The Executive Chamber, which consists of Cuomo's staffers, has not been the subject of any sexual harassment complaints since the governor took office, David noted.
Cuomo has faced criticism, however, for his hiring of Sam Hoyt, a former state assemblyman from Buffalo whom Cuomo tapped to lead the Western New York office of Empire State Development, the state's economic-development branch.
Hoyt resigned in 2017 as a regional vice president for Empire State Development amid an investigation into a sexual harassment complaint.
Prior to joining Cuomo's administration in 2011, Hoyt was sanctioned by the state Assembly in 2003 after it was revealed he had an "inappropriate personal relationship" with a 23-year-old intern.
Last year, Hoyt abruptly resigned at Empire State Development amid a state investigation into his relationship with a fellow state employee, whom Hoyt had paid $50,000 to remain quiet. The woman has since sued Hoyt and the state, alleging sexual harassment.
Cuomo, meanwhile, has proposed a series of sexual-harassment reforms in his $162 billion state budget proposal, which he and lawmakers will negotiated ahead of the state's March 31 budget deadline.
He's proposed banning state entities from entering confidential harassment settlements — such as the first Vito Lopez settlement and the mysterious $82,000 Senate agreement.

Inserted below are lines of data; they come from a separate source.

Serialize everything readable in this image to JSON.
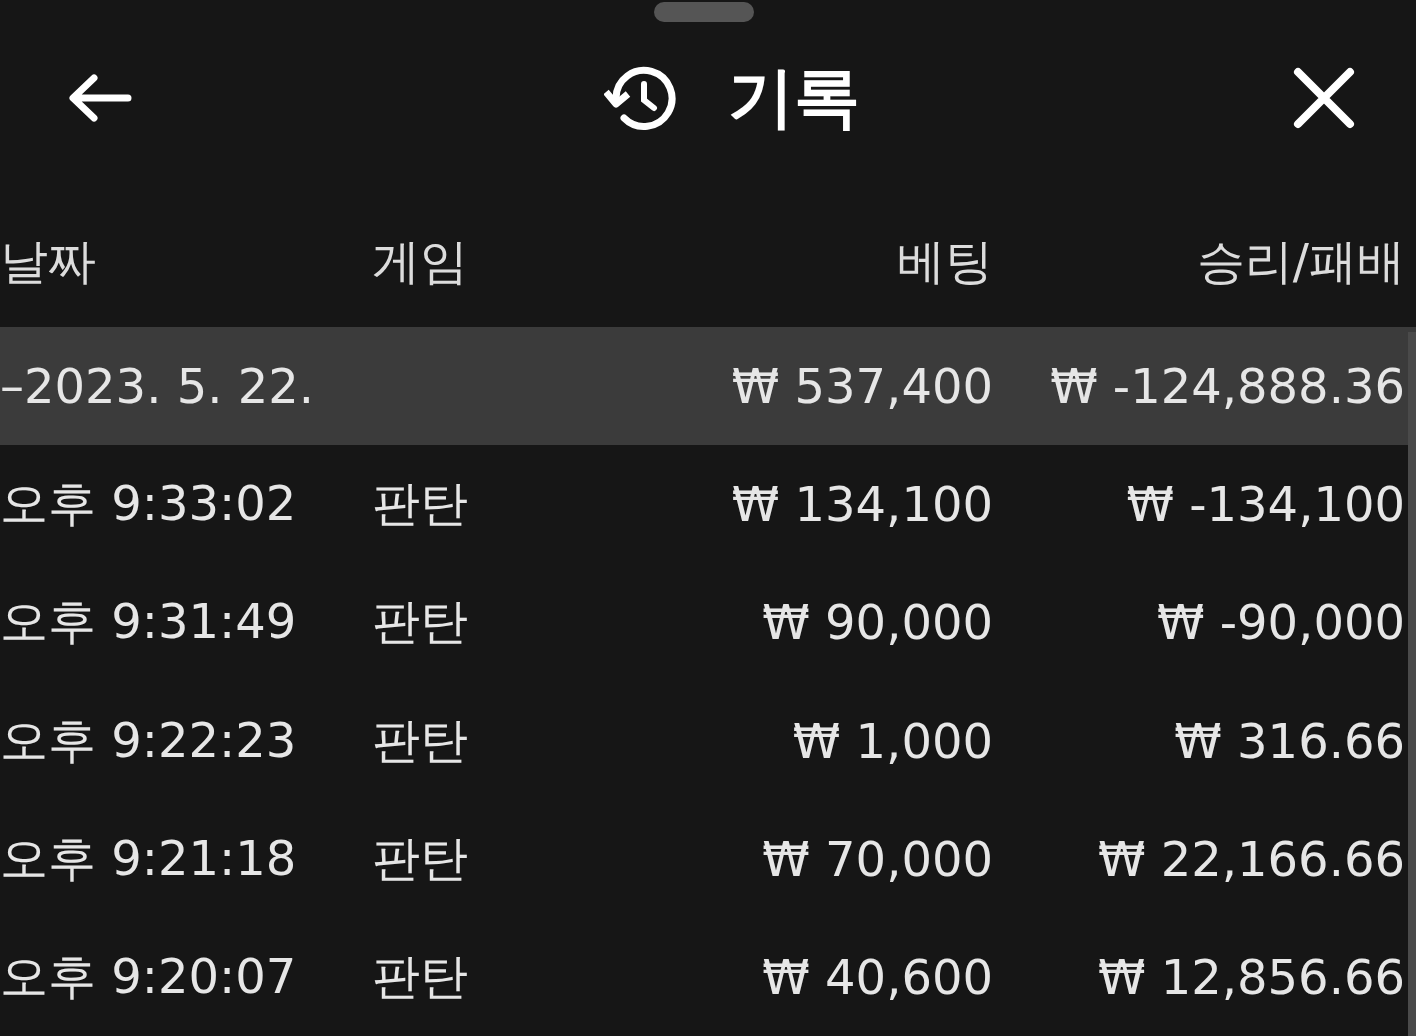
{
  "header": {
    "title": "기록"
  },
  "table": {
    "columns": [
      "날짜",
      "게임",
      "베팅",
      "승리/패배"
    ],
    "rows": [
      {
        "kind": "date",
        "date": "–2023. 5. 22.",
        "bet": "₩ 537,400",
        "result": "₩ -124,888.36"
      },
      {
        "kind": "entry",
        "date": "오후 9:33:02",
        "game": "판탄",
        "bet": "₩ 134,100",
        "result": "₩ -134,100"
      },
      {
        "kind": "entry",
        "date": "오후 9:31:49",
        "game": "판탄",
        "bet": "₩ 90,000",
        "result": "₩ -90,000"
      },
      {
        "kind": "entry",
        "date": "오후 9:22:23",
        "game": "판탄",
        "bet": "₩ 1,000",
        "result": "₩ 316.66"
      },
      {
        "kind": "entry",
        "date": "오후 9:21:18",
        "game": "판탄",
        "bet": "₩ 70,000",
        "result": "₩ 22,166.66"
      },
      {
        "kind": "entry",
        "date": "오후 9:20:07",
        "game": "판탄",
        "bet": "₩ 40,600",
        "result": "₩ 12,856.66"
      }
    ]
  }
}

Companies that do business with the state, meanwhile, would be forced to disclose any sexual harassment settlements they've agreed to and whether they've included any non-disclosure agreements.
And, similar to what Cuomo did with the agencies within his control, he's proposed creating a single, uniform sexual-harassment policy and investigation process to apply to all state employees in all branches of government.
David said Cuomo's administration believes strongly in the policy and investigatory process it has implemented, but is open to negotiating with lawmakers on a policy to apply more broadly.
"Our goal is to get to zero," David said. "We think we're doing a great job compared to the number of people that work in state government, and we will constantly work to improve the process and lower the number of substantiated complaints that are found in the state agencies."
Karns, the Cornell lecturer, said the #MeToo movement has changed the conversation about sexual harassment.
The days of accepting harassment and its costs as the price of doing business has started to change, she said.
“The world has changed completely by the use of social media and people stepping up to describe what’s happened to them," Karns said. "It’s something that years of litigation could not have achieved.”